Typography has always been intrinsically linked to technology, a fact most dramatically illustrated by the introduction of the Transitional designs. By the beginning of the 18th century, printing technology had not changed significantly from the time of Gutenberg and was crude by contemporary standards. Presses were made mostly of wood and were incapable of applying even pressure from type to paper. Papers were, of course, hand-made and had uneven thicknesses and coarse surfaces, and printing inks were incapable of rendering dense solids.
John Baskerville: One of the chief influences of this period was English manufacturer John Baskerville, who, for most of his life, had nothing at all to do with printing or typography. He was a successful businessman in japanning, which was the decorating of metal articles with coats of varnish and paintings of floral and pastoral images. By all accounts, he was not well liked, being exceedingly outspoken, strong willed, and egocentric.
Baskerville retired, a wealthy man, in 1750. He had developed a private passion for typography and printing in his later years and promptly set up a printing office in Birmingham. He was critical of the printing quality of his day and had no doubt he could improve almost every aspect of the trade.
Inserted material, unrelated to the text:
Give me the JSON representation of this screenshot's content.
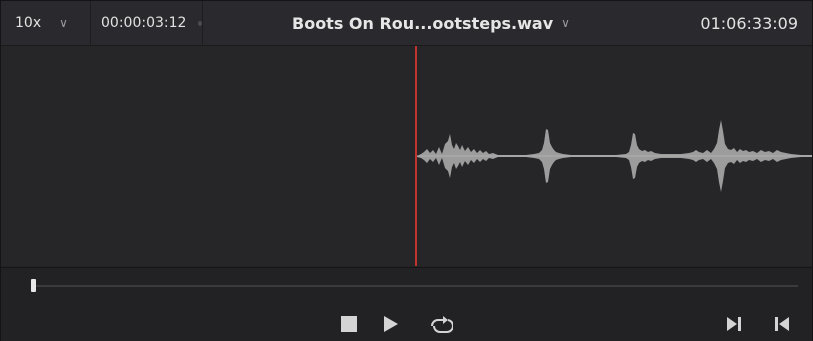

His first goal was to design the “perfect” letterform. Although he much admired the work of William Caslon, he felt he could make significant improvements. Baskerville‘s designs were based on thinner hairline strokes and delicate, tapering serifs and, while he considered them to be a great success, they had one major flaw: they were too delicate to be reproduced on 18th century printing presses.
In order to successfully print his types, Baskerville almost single-handedly advanced the state of printing technology. He built a sturdier printing press of metal, capable of even, precise pressure. He developed a process of manufacturing paper with a whiter surface and smoother finish (called wove) and developed ink formulas capable of producing richer, denser blacks.
Baskerville further challenged printing convention in the design of his books, avoiding the predominant liberal use of symbols and embellishments. Instead, he relied almost entirely on type, with added space between lines and wider page margins. His first books were so startling in their appearance that they were much criticized in England, but were enthusiastically received by the rest of Europe. His type became a standard favorite and strongly influenced future type design .